The White Sox were with the Blue Sox for a solid five years, and when Chicago switched to a new visual look in 1991, Utica followed suit. This time, the uniforms were basically carbon copies of Chicago’s black-and-white duds, complete with pinstripes and diagonal text Sox logo caps. Future White Soxers who suited up for the Blue Sox in this time period include three future All-Stars in Ray Durham, James Baldwin, and Mike Cameron.
After the 1992 season, the Blue Sox switched from the White Sox to the Red Sox. Naturally, they changed their uniforms again, going with a conservative Boston-esque navy and red combo. The team’s new primary logo was a knockoff of Boston’s, but with the hanging red socks colored in baby blue. On the caps, these hanging blue socks were enveloped by a large, thin-gauge red letter U. The affiliation lasted for three seasons, and only handful of players would go on to have their cups of coffee at the major league level–none of whom are notable names.

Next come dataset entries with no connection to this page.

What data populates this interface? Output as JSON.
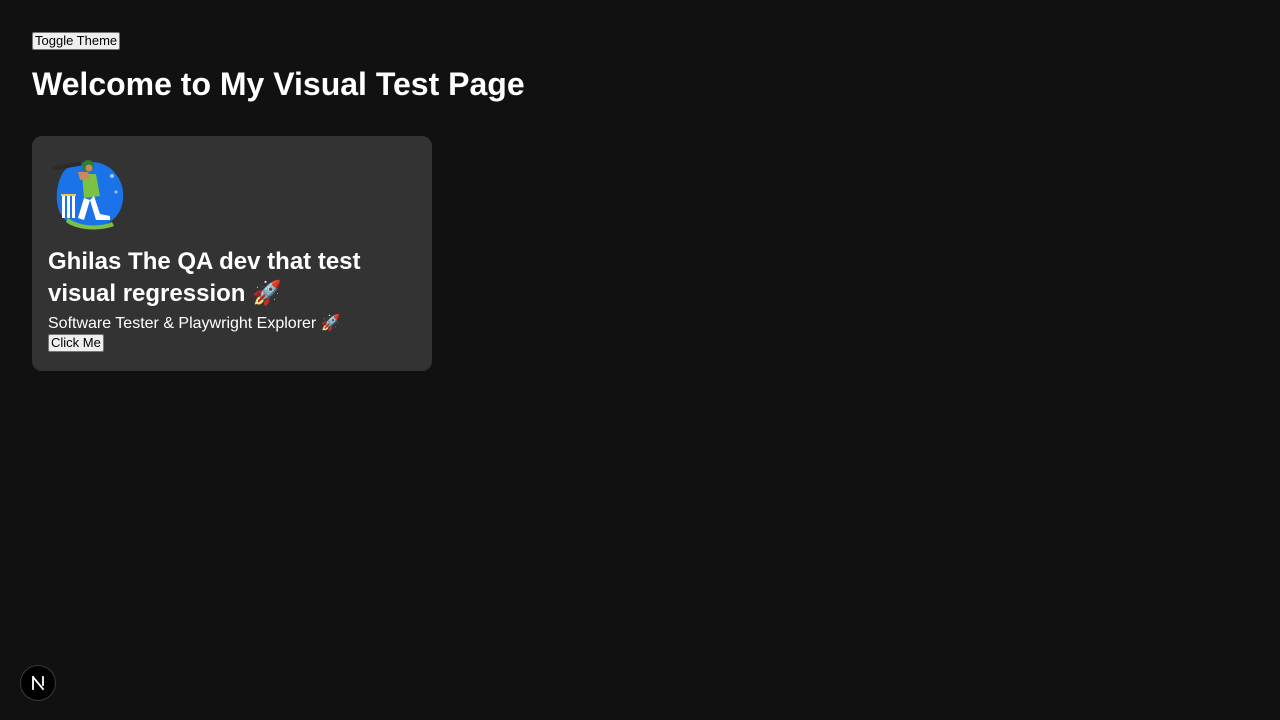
{
  "header": {
    "toggle_theme_label": "Toggle Theme",
    "title": "Welcome to My Visual Test Page"
  },
  "card": {
    "avatar_icon": "cricket-batsman-avatar",
    "title": "Ghilas The QA dev that test visual regression 🚀",
    "subtitle": "Software Tester & Playwright Explorer 🚀",
    "button_label": "Click Me"
  },
  "dev_badge": {
    "icon": "nextjs-logo-icon"
  },
  "colors": {
    "background": "#111111",
    "card_background": "#333333",
    "text": "#ffffff"
  }
}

1996 brought a new affiliation in the still-fresh Florida Marlins. The Marlins were a hot brand in the mid-nineties, and the Blue Sox jumped on board. Whether or not the Red Sox were aware of it (or cared about it) the Blue Sox kept the same hanging socks logo, yet changed the color of the socks from baby blue to Marlins teal. Now, there’s some certainly some mystery about what the team was called in the 1996 season. On Wikipedia, I’ve seen them referred to as both the Utica Teal Sox and just the COTOB Utica Marlins. The 1997 Encyclopedia of Minor League Baseball lists them as the Utica Blue Marlins. Baseball Reference just has them as the Utica Blue Sox, though BR Bullpen lists them as the Blue Marlins. As you can imagine, this is a bit of conundrum to me, especially as it relates to identity continuity. As of this writing, I am in camp Blue Sox, and my Exhibit A is a Utica pocket schedule from 1996 (left) that makes no mention of a name change. That’s the hardest proof I can find. There might have been a push on the part of ownership to change the name, but it didn’t seem to take. Every source out there says that by 1997, the team was officially called the Blue Sox.
Whatever they were called, they certainly took on elements of Florida’s brand. Though they occasionally used the bright teal hanging socks that I mentioned earlier, on their caps, the sox were still baby blue, but now nestled in a thick-guaged, serifed, silver U. Pinstriped uniforms had the team’s name rendered the same curvy, teal font that the Marlins used in those days. The Florida affiliation lasted six seasons, and carried the Blue Sox to the end of their days. In 2000, the Blue Sox had an incredibly stacked roster, including the great Miguel Cabrera, Josh Willingham, and Adrián González.
The end of the Blue Sox came following the 2001 season, when none other than Cal Ripken, Jr purchased the franchise and moved them to his Maryland hometown and named them after himself. The Aberdeen IronBirds play in the inaccurately-named New York-Penn League to this day, and the delightfully weird Blue Sox, despite becoming a summer collegiate vampire identity, have been absent from the affiliated laundry basket ever since.